The rate of increase looks to be nothing like the weekly doubling of cases that experts had predicted. Last week, there were 18,000 new cases of swine flu, rising from 14,000 the previous week and 9,000 the week before that.
"We are well into the second wave of pandemic flu, having had the first wave in July, but it's proving so far to be a slow burner," Donaldson said. "It's possible that it might peak at a lower level – and an earlier level – than expected which would be incredibly positive news.
"It means we could get the vaccine programme well under way. If this virus has another peak up its sleeve, as in 1968, we might be able to avert that completely."
"We may have got a lucky break in how the virus has behaved at the start of our flu season and we may be able to get the vaccine out there before our flu season really gets under way," said Donaldson. "I'm looking at it very optimistically."

The body which advises ministers on vaccination - the Joint Committee on Vaccination and Immunisation - has been meeting today and a key point of discussion has been whether to extend H1N1 swine flu vaccination beyond at-risk groups. If this does happen, it would be healthy children who would be the first group targeted, on the grounds that children are the most likely to catch the disease, and the most likely to require hospital treatment.
Vaccination against seasonal flu has already begun in many parts of the UK and swine flu jabs will be sent to GPs from later this month. Sir Liam said:
"There's been a supply of half a million doses of Baxter vaccine in warehouses for some time. We expect to get considerable numbers of the GSK vaccine quite soon. The only doses here so far (of the GSK vaccine) have been for clinical trials and there hasn't been a major delivery yet."

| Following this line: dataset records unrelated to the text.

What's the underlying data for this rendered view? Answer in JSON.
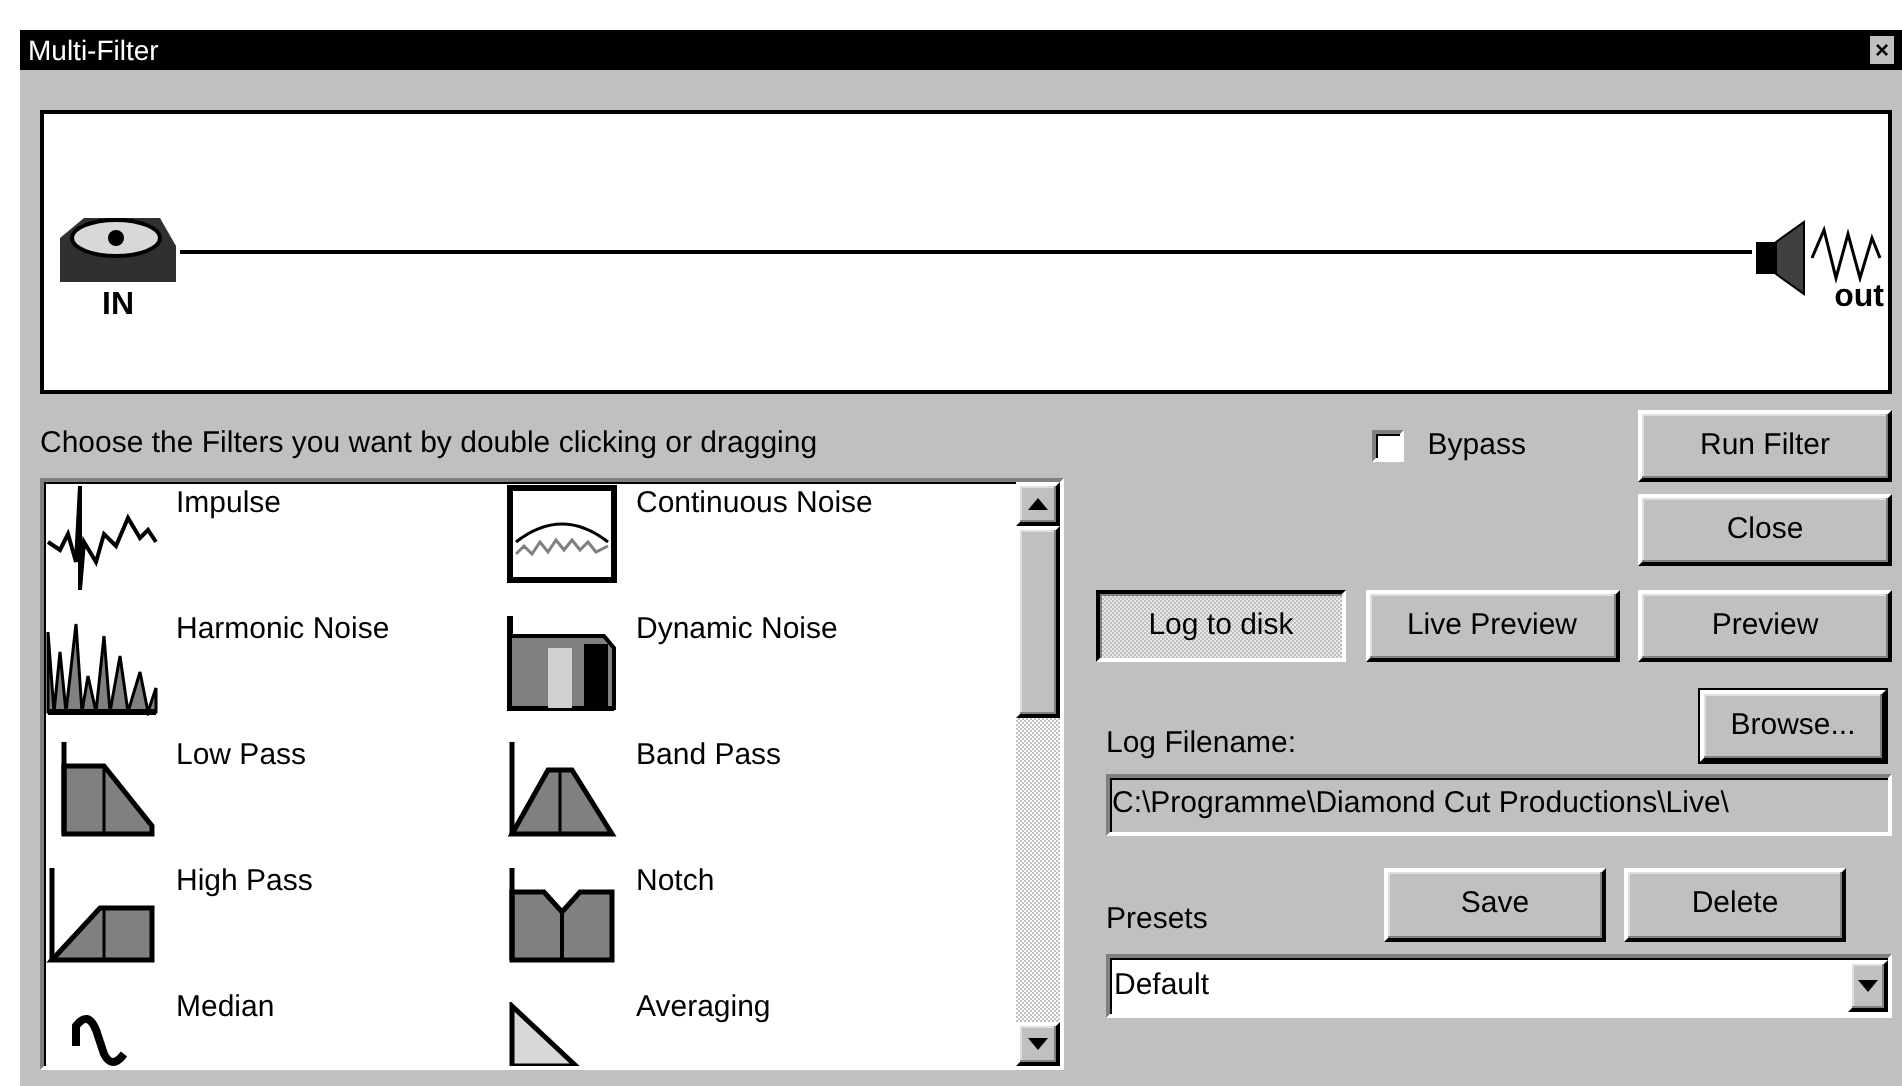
{
  "window": {
    "title": "Multi-Filter",
    "close": "×"
  },
  "chain": {
    "input_label": "IN",
    "output_label": "out"
  },
  "instructions": "Choose the Filters you want by double clicking or dragging",
  "filters": [
    {
      "name": "Impulse",
      "kind": "impulse"
    },
    {
      "name": "Continuous Noise",
      "kind": "continuous"
    },
    {
      "name": "Harmonic Noise",
      "kind": "harmonic"
    },
    {
      "name": "Dynamic Noise",
      "kind": "dynamic"
    },
    {
      "name": "Low Pass",
      "kind": "lowpass"
    },
    {
      "name": "Band Pass",
      "kind": "bandpass"
    },
    {
      "name": "High Pass",
      "kind": "highpass"
    },
    {
      "name": "Notch",
      "kind": "notch"
    },
    {
      "name": "Median",
      "kind": "median"
    },
    {
      "name": "Averaging",
      "kind": "averaging"
    }
  ],
  "bypass": {
    "label": "Bypass",
    "checked": false
  },
  "buttons": {
    "run": "Run Filter",
    "close": "Close",
    "log": {
      "label": "Log to disk",
      "selected": true
    },
    "live_preview": "Live Preview",
    "preview": "Preview",
    "browse": "Browse...",
    "save": "Save",
    "delete": "Delete"
  },
  "log_filename": {
    "label": "Log Filename:",
    "value": "C:\\Programme\\Diamond Cut Productions\\Live\\"
  },
  "presets": {
    "label": "Presets",
    "value": "Default"
  }
}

Wednesday, October 7, 2009

Seasonal flu vaccine offers 'some protection'

Fergus Walsh | 00:01 UK time, Wednesday, 7 October 2009
Research from Mexico City published on suggests that the seasonal flu vaccine may offer some protection against swine flu, particularly the most severe complications of the disease.

Friday, October 2, 2009

Swine flu science: overview

Swine flu science: overview

NHS ChoicesOct 02, 2009 12:30:00 GMT

This page brings together the latest science and developments on the swine flu pandemic, offering a single accessible resource for both health professionals and the general public.
You will find a range of regularly updated links to scientific resources on the Pandemic (H1N1) 2009 virus listed below. We will also be critically appraising new research on swine flu as it is published.
For the latest, more general news on swine flu in the UK, including prevalence, NHS policy and guidance, go to swine flu latest from the NHS.
We encourage comments and suggestions from the scientific community on the development of this page.

Recent swine flu appraisals by Bazian

For a full list of related articles see our archive of swine flu news.

Useful links

Journals and research

UK government

International government

The genetics of swine flu

Health & Medical organisations

Blogs, wikis, alerts and other tools